Data about app and page elements
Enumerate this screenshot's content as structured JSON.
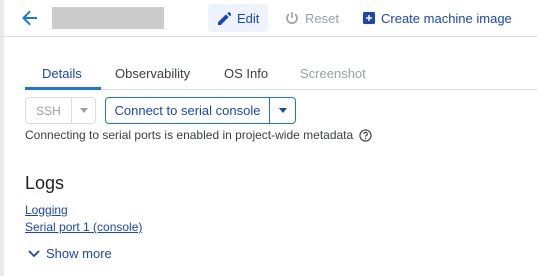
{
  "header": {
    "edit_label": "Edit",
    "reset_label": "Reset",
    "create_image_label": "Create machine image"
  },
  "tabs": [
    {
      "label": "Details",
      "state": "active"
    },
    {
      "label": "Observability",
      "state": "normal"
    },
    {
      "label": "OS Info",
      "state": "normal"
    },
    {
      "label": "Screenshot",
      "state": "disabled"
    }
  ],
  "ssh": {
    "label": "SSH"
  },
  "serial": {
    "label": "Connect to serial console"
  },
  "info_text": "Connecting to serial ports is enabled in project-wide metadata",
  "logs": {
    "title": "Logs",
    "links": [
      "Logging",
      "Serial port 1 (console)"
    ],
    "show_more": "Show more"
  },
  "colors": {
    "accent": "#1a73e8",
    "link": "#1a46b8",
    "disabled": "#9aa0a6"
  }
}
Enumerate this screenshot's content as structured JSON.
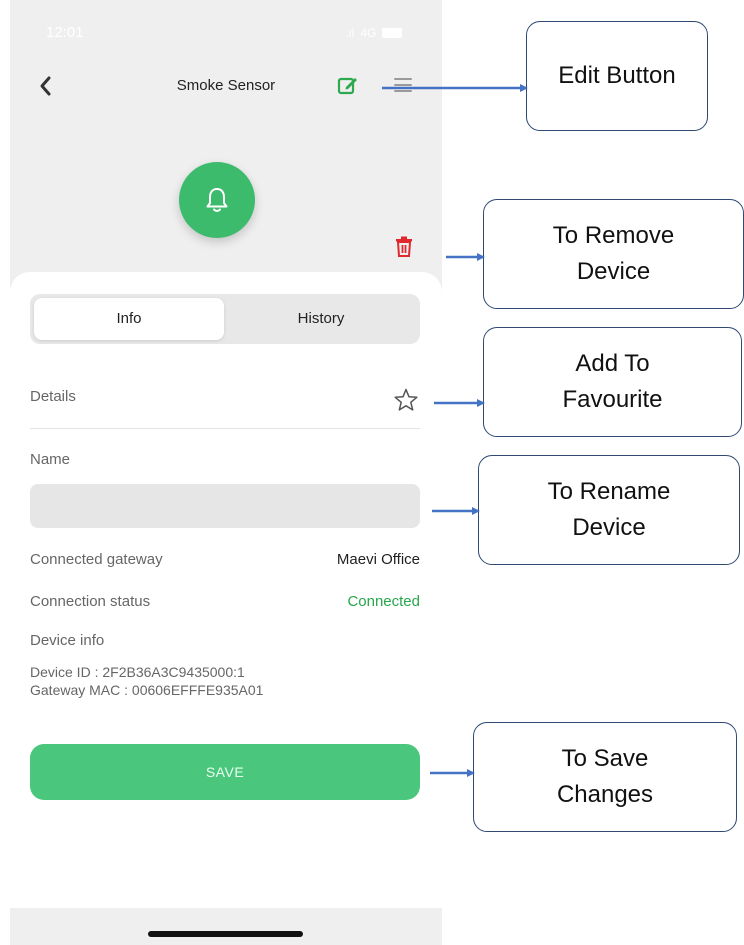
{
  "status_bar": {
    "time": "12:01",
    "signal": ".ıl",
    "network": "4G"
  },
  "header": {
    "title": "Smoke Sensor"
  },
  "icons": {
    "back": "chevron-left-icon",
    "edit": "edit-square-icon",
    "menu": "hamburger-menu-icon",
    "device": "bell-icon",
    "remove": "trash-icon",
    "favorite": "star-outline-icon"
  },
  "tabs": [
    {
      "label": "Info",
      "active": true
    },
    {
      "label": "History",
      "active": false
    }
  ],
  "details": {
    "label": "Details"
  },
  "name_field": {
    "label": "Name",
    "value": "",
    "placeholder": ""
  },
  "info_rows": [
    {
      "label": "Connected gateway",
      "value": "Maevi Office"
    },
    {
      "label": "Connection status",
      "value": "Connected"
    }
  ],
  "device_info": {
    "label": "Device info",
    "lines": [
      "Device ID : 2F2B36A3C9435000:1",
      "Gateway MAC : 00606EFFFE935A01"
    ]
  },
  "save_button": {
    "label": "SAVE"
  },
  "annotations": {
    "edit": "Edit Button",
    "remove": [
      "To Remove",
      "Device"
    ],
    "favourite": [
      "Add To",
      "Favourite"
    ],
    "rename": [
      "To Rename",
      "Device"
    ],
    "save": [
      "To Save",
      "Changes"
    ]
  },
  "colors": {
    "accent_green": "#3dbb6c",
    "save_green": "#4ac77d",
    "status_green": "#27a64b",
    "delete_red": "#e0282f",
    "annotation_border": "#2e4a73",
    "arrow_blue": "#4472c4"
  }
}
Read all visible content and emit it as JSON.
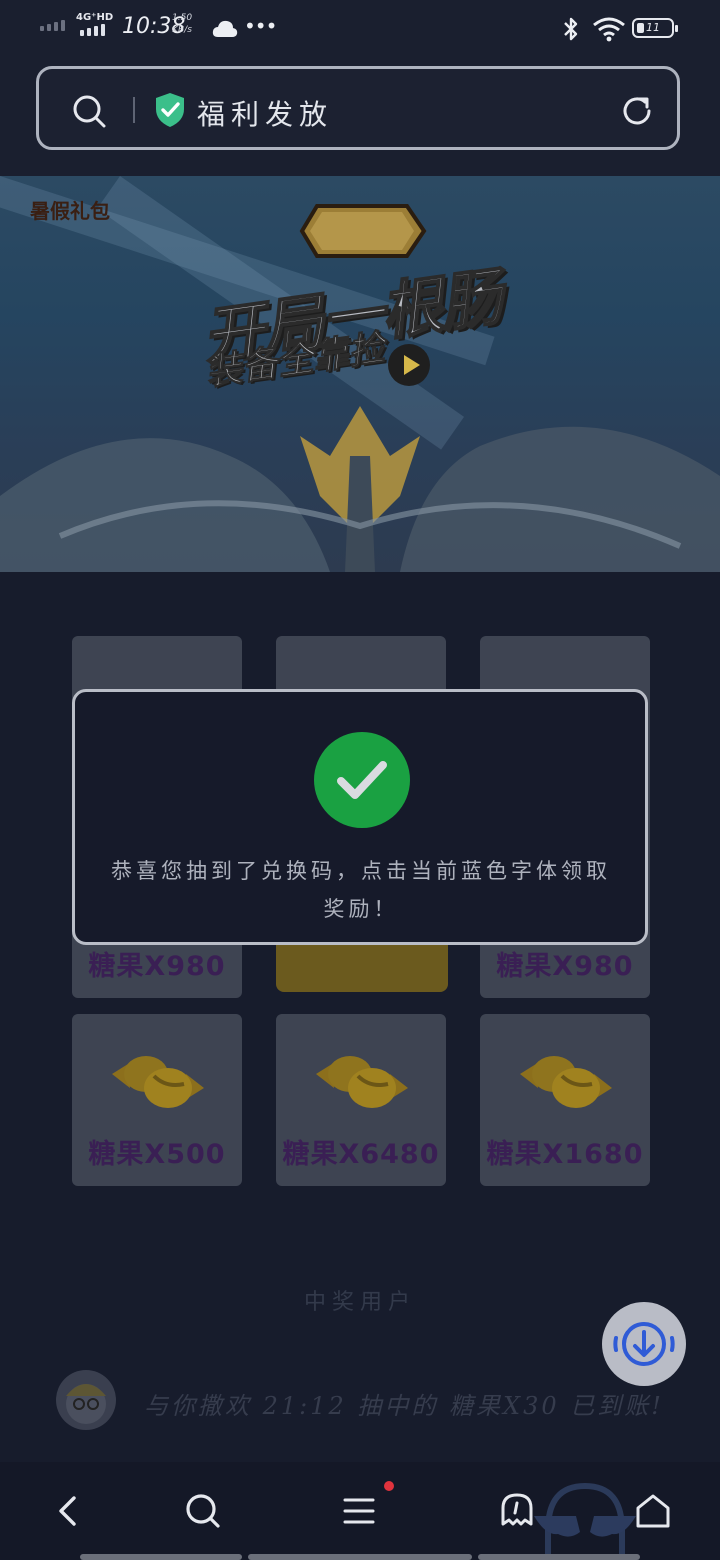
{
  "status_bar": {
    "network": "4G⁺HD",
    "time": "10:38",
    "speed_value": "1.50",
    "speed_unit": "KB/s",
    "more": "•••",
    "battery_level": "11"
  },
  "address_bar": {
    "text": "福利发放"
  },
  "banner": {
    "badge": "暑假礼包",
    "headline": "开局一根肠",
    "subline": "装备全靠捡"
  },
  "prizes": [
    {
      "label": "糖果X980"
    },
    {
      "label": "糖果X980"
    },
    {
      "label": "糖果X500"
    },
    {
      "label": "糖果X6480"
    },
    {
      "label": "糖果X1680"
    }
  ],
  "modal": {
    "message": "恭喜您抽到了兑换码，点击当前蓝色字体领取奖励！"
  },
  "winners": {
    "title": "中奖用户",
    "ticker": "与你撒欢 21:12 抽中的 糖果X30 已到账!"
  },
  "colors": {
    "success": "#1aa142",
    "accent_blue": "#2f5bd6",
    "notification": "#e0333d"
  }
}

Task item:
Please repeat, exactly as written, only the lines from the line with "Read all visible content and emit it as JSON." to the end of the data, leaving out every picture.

Task answer:
Read all visible content and emit it as JSON.
{
  "status_bar": {
    "network": "4G⁺HD",
    "time": "10:38",
    "speed_value": "1.50",
    "speed_unit": "KB/s",
    "more": "•••",
    "battery_level": "11"
  },
  "address_bar": {
    "text": "福利发放"
  },
  "banner": {
    "badge": "暑假礼包",
    "headline": "开局一根肠",
    "subline": "装备全靠捡"
  },
  "prizes": [
    {
      "label": "糖果X980"
    },
    {
      "label": "糖果X980"
    },
    {
      "label": "糖果X500"
    },
    {
      "label": "糖果X6480"
    },
    {
      "label": "糖果X1680"
    }
  ],
  "modal": {
    "message": "恭喜您抽到了兑换码，点击当前蓝色字体领取奖励！"
  },
  "winners": {
    "title": "中奖用户",
    "ticker": "与你撒欢 21:12 抽中的 糖果X30 已到账!"
  },
  "colors": {
    "success": "#1aa142",
    "accent_blue": "#2f5bd6",
    "notification": "#e0333d"
  }
}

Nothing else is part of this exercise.